    So your agenda will immediately segway to: Dismiss as irrelevant since you 'know' Earth is flat, period, no other option possible.
  14. 21 Apr '18 20:05
    Originally posted by @joe-shmo
    "We" are seeing the evidence of a curved Earth at face value. "You" are not.

    Incidentally here is another mirage on the shores of lake Michigan. Pretty darn clear image if you ask me.

    [youtube]vbn9BBppR5g[/youtube]
    Except the evidence you are citing doesn't support such a conclusion.

    If mirages appear under certain conditions, any image perceived without those conditions present must necessarily be something other than a mirage.

    Since the appearance of distant objects is not attributed to mirages in far more situations than any example we have of the mirages, how can we explain the appearance of distant objects otherwise?
  15. 21 Apr '18 22:19 / 1 edit
    Originally posted by @joe-shmo
    "We" are seeing the evidence of a curved Earth at face value. "You" are not.

    Incidentally here is another mirage on the shores of lake Michigan. Pretty darn clear image if you ask me.

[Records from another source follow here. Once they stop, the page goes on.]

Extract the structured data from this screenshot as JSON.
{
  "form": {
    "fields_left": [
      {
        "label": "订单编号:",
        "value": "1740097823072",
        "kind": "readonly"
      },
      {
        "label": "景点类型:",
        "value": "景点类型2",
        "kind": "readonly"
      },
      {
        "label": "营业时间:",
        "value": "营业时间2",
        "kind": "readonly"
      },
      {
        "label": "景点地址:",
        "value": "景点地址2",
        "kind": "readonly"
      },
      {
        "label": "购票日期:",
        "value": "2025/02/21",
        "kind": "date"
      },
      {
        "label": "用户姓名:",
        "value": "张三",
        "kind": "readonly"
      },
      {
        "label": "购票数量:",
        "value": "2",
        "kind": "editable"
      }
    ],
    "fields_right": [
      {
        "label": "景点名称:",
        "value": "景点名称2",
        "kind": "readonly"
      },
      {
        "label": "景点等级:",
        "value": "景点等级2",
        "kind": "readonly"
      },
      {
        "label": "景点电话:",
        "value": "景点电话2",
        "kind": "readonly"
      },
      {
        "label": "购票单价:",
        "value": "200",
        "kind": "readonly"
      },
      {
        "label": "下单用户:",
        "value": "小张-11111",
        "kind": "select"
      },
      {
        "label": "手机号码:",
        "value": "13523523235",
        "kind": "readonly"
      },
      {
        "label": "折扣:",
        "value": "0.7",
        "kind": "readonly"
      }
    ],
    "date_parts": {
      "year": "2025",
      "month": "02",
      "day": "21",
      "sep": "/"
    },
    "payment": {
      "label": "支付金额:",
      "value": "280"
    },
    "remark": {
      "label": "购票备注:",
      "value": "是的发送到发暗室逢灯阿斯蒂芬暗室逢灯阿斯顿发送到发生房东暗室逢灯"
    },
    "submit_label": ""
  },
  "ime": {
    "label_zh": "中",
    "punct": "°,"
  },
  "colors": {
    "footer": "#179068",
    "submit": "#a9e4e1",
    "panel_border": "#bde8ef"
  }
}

    [youtube]vbn9BBppR5g[/youtube]
    Edit:
    Unintentional double-post.